>> a big integer data type.
>> I have a hard time imagining many lines of code that
>> do integer arithmetic that don't use add, subtract,
>> multiply, divide, sqrt, assignment, compare (there's
>> six right there) operations, but maybe your imagination
>> is better than mine.
> Well, I guess so. Most uses of big-integers are for an
> expression or two, maybe a few lines even, to accomplish
> things beyond the ability of the intrinsic INTEGER (or
> even REAL) type(s). This small amount of code may
> actually use only, say, add, divide, and assignment (to
> compute the average of a large array of integers without
> the risk of overflow, and without losing precision like
> you would if you use REAL intermediates).

I have seen a couple serious applications of rather long
integers. In each case the operations were quite serious
mathematics and involved nontrivial programs.

There are several packages of nontrivial operations
research or combinatorics that are exact as they use
a high precision integer package.

My experience must be limited as I have never seen a case
where the intent was to have a bit more precision for a
while. I have seen some things that are sort of like
that for reals but never for integers.
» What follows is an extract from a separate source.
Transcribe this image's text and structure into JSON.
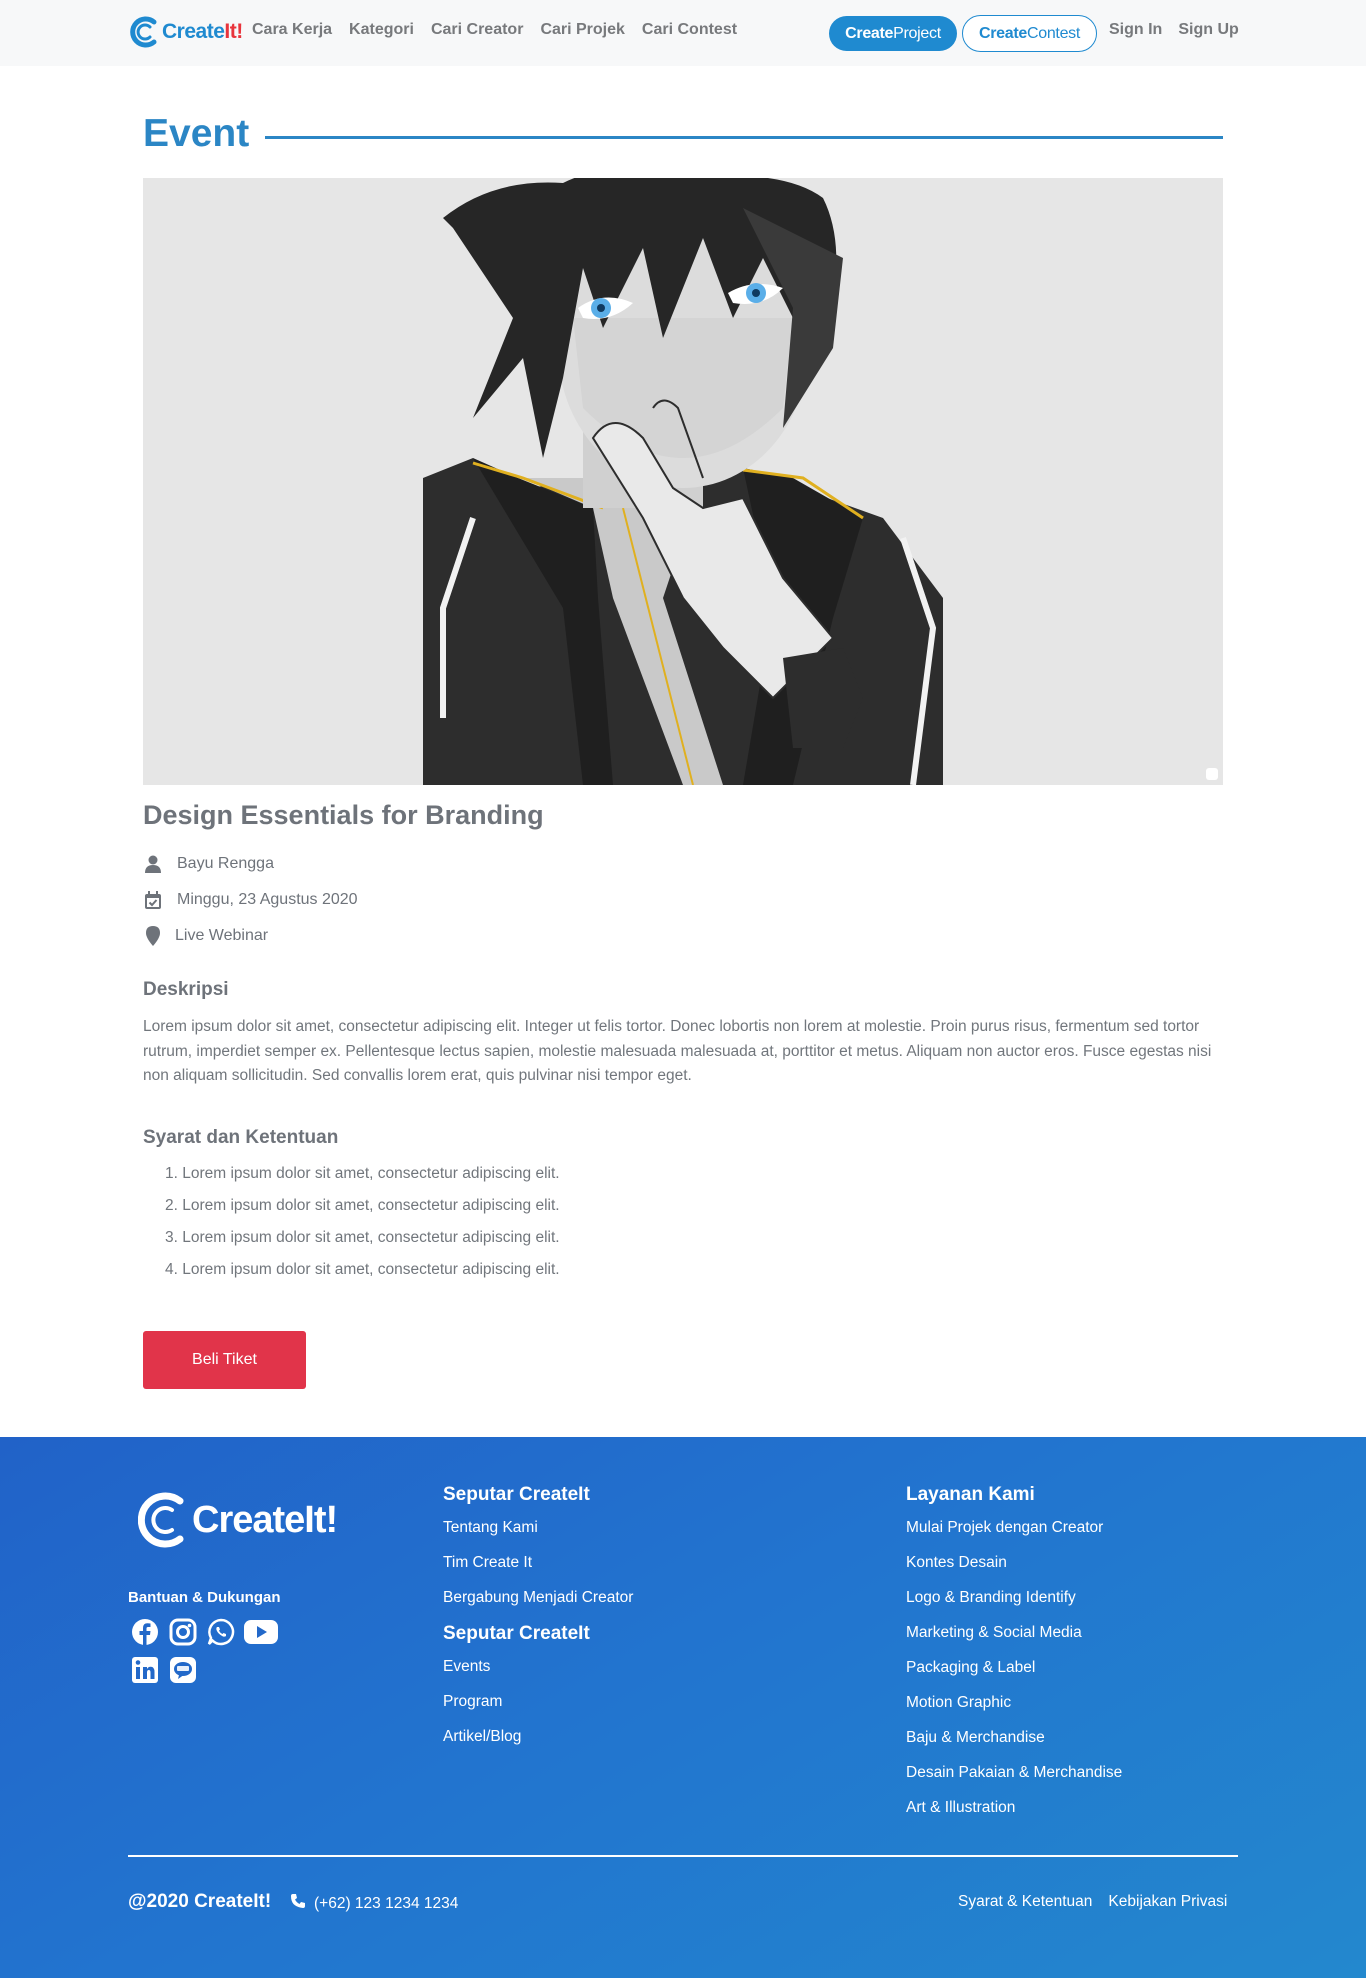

From: Dave Thompson on
On Wed, 08 Mar 2006 15:37:28 GMT, Dan Nagle <dannagle(a)>

> Hello,
> Pierre Asselin wrote:
> <snip a bunch>
> > Playing Devil's Advocate, in C the tradition is to #include all headers
> > at file scope and to #include needed headers from headers. Transliterated

And specifically to #include all headers _at the top_ of the source
file -- certainly before any code, and usually before any (file-scope)
variables or types.

The second is not universal however. I have seen projects where you
must (and it is documented you must) #include "lowerlevel.h" before
you #include "mediumlevel_uses_lower.h". (The actual names aren't that
explanatory, of course. <G>) Although I would say in recent years the
trend is toward "medium.h takes care of it for you".

> > to Fortran, that would mean USE at module scope (contrary to what I said)
> > and single-module wrappers (as I said).
> Playing Devil's Advocate further, an unqualified private statement
> in each module to prevent "leak-through" of names could be considered
> the equivalent of the ubiquitous C construct
> #ifndef FUBAR_H
> #define FUBAR_H
> /* stuff from fubar.h */
> #endif

No. This (only) protects against (arguably spurious) errors caused by
nominal duplication(s) if you #include the same header twice -- which
you don't normally do explicitly, but as above get if you #include
"lower.h" and also #include "medium.h" which includes lower.h.
Everything declared in fubar.h is still visible and in the namespace.

You may thinking of things like
/*--- unistd.h or similar ---*/
.... here features in the "basic" API ...
.... here features applicable only to level 2 ...

or things like
/*--- myproj.h ---*/
extern myfunc (blah blah blah) ;
extern struct { int a; float b; char * c; } mydata
= { 42, 3.1416, "whoa nelly" }

- David.Thompson1 at